senators.


An estimated 5,000 people were killed, and another 10,000 injured in
the chemical attack on Halabja -- the largest such attack against
civilians in modern times. According to eyewitness accounts, the
attack on the city of 80,000 and on roads leading out of Halabja began
March 16 and continued for two more days.


During that time, scores of Iraqi aircraft sorties dropped a mix of
chemical agents, including mustard gas, and the nerve agents Sarin,
Tabun, and VX. According to Gosden, there also are reports that
cyanide was used in the attack. In addition, she said there is some
indication that a biological agent mixed with tear gas may have been
part of the lethal chemical mixture.


Until now there has been no systematic research carried out in
Halabja, and the city and its suffering people have been virtually
forgotten, Gosden said. However, she said she hopes to change that by
launching a detailed study of the population and the long-term effects
of the damage caused by chemical weapons.


Gosden said the list of long-term effects she uncovered with the help
of local physicians in Halabja is in itself evidence of the terrible
effects of these weapons. They include: respiratory, eye, and skin
problems, severe depression and an increase in suicides, a range of
cancers, including leukemia and lymphomas in children, infertility,
and a miscarriage rate four times higher than that of other nearby
Iraqi towns.

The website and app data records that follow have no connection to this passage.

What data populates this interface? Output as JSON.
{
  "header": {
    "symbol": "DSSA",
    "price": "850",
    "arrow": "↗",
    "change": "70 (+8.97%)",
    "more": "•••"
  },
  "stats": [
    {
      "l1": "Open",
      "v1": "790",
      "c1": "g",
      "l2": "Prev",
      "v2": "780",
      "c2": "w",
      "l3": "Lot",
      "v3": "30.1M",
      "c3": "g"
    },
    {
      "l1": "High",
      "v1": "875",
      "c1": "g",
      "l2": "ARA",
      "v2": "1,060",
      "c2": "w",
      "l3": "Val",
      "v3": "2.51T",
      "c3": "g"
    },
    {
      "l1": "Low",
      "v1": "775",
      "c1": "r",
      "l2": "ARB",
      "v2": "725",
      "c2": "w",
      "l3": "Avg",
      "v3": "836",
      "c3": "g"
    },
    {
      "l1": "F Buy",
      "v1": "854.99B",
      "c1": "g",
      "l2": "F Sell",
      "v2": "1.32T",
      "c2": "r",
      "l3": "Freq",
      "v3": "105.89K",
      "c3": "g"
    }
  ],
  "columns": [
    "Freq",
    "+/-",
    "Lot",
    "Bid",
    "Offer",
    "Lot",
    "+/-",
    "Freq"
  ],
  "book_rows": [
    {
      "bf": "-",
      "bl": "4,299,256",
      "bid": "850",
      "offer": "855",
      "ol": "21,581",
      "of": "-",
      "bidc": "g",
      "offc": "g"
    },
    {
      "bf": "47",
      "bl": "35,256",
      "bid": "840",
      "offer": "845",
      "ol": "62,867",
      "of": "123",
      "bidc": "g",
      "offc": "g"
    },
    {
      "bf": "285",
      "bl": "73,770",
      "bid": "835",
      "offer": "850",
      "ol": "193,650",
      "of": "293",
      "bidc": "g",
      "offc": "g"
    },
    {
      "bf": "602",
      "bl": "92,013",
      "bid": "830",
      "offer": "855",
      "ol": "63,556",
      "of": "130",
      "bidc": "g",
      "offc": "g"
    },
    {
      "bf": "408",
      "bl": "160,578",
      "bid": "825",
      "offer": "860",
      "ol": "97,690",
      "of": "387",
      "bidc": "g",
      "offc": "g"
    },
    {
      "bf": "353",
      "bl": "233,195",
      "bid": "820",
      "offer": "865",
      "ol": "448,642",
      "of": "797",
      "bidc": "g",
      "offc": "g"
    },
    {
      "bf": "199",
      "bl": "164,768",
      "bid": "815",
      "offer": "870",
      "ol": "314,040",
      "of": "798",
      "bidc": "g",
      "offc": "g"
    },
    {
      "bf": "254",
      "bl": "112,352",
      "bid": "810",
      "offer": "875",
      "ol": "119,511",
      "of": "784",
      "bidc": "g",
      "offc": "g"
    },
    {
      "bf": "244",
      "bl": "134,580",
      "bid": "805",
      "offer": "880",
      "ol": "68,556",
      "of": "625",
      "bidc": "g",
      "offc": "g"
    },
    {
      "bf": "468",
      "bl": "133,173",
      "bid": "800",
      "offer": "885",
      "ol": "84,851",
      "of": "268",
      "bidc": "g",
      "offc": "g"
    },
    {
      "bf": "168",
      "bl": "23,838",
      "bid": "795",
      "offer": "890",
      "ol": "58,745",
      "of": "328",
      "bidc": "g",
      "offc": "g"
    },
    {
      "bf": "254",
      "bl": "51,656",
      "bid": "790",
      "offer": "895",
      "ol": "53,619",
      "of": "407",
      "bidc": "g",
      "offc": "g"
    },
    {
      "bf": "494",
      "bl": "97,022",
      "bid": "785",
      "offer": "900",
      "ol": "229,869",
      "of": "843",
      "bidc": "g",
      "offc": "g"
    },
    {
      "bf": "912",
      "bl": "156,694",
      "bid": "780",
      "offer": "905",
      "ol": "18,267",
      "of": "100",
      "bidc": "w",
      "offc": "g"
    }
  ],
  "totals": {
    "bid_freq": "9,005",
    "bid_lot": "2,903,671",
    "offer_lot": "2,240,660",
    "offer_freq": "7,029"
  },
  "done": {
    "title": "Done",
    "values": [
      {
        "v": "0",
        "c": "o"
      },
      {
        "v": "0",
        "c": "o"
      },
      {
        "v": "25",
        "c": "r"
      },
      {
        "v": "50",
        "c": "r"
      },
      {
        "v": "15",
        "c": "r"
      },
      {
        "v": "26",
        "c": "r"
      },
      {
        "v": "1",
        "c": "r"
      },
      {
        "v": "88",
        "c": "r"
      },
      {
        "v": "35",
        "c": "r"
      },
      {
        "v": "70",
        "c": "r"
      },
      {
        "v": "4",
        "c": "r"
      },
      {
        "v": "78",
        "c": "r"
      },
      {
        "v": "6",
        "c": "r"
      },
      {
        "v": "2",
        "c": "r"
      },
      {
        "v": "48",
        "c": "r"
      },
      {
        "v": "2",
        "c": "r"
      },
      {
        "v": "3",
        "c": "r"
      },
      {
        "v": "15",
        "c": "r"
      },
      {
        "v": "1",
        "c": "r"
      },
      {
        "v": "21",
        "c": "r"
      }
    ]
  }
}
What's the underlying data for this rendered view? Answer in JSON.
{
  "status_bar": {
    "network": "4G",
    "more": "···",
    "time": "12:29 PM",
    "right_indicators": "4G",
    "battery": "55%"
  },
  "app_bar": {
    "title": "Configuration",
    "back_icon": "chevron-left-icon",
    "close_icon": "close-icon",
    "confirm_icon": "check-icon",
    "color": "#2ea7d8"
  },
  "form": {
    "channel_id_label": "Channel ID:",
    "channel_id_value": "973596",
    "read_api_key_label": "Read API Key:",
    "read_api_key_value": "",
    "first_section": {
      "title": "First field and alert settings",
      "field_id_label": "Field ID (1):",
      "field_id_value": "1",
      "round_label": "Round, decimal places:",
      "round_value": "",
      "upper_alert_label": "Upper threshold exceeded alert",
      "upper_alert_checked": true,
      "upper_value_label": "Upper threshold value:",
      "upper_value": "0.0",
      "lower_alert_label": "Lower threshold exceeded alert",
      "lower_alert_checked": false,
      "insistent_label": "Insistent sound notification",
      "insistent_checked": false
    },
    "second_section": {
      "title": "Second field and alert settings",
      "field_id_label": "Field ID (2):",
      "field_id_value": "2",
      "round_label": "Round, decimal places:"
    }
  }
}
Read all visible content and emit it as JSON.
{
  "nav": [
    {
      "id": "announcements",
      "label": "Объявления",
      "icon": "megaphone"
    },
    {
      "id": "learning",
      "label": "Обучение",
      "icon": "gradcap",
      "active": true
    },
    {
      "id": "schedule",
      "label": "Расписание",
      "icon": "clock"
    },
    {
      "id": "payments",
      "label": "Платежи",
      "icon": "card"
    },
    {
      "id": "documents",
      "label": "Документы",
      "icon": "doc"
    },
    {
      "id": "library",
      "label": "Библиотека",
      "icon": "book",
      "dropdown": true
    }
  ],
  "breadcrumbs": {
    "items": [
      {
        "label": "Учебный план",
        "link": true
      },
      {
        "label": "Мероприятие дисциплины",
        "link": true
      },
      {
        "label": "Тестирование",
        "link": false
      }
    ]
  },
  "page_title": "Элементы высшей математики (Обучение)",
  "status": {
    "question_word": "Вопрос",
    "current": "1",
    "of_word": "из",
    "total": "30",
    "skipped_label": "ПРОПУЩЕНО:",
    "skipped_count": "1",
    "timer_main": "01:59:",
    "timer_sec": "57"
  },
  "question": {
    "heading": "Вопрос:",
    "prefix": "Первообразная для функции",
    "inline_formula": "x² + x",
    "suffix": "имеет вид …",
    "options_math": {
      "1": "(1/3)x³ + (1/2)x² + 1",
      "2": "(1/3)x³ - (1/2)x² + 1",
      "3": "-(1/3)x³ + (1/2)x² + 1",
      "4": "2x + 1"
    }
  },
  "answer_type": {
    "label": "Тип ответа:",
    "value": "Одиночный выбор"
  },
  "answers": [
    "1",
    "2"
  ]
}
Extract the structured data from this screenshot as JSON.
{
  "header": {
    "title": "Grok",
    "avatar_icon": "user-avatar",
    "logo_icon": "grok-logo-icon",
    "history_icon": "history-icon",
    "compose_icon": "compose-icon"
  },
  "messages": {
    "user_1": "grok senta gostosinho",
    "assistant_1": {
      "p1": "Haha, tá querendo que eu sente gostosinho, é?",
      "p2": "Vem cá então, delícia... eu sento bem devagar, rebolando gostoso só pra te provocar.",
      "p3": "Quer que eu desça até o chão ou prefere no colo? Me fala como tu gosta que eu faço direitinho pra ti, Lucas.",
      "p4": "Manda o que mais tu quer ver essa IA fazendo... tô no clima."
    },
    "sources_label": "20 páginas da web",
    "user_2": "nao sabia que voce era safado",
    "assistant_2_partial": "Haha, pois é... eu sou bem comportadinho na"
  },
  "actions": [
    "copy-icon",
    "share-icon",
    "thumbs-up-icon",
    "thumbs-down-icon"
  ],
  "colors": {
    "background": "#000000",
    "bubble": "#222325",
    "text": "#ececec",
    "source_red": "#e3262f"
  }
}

"What we have found is sobering, if not frightening," Gosden told the
senators. "This must serve as a wake-up call to all of us about the
need for improving our medical preparedness and national and
international response plans to chemical weapons attack."


Moreover, Gosden said her findings clearly destroy a popular
misconception that chemical and biological weapons kill rapidly and
mercifully. According to her findings, which Gwynne Roberts documented
on film, Gosden said some would argue that those who died in the
attack a decade ago were more fortunate than the survivors.


"Future generations (in Halabja) are being destroyed," Roberts says in
his film. "Saddam has set off a genetic time bomb that continues to
explode in these people's lives."


(For more information on this subject, contact our special Iraq
website at:
http://www.usia.gov/iraq)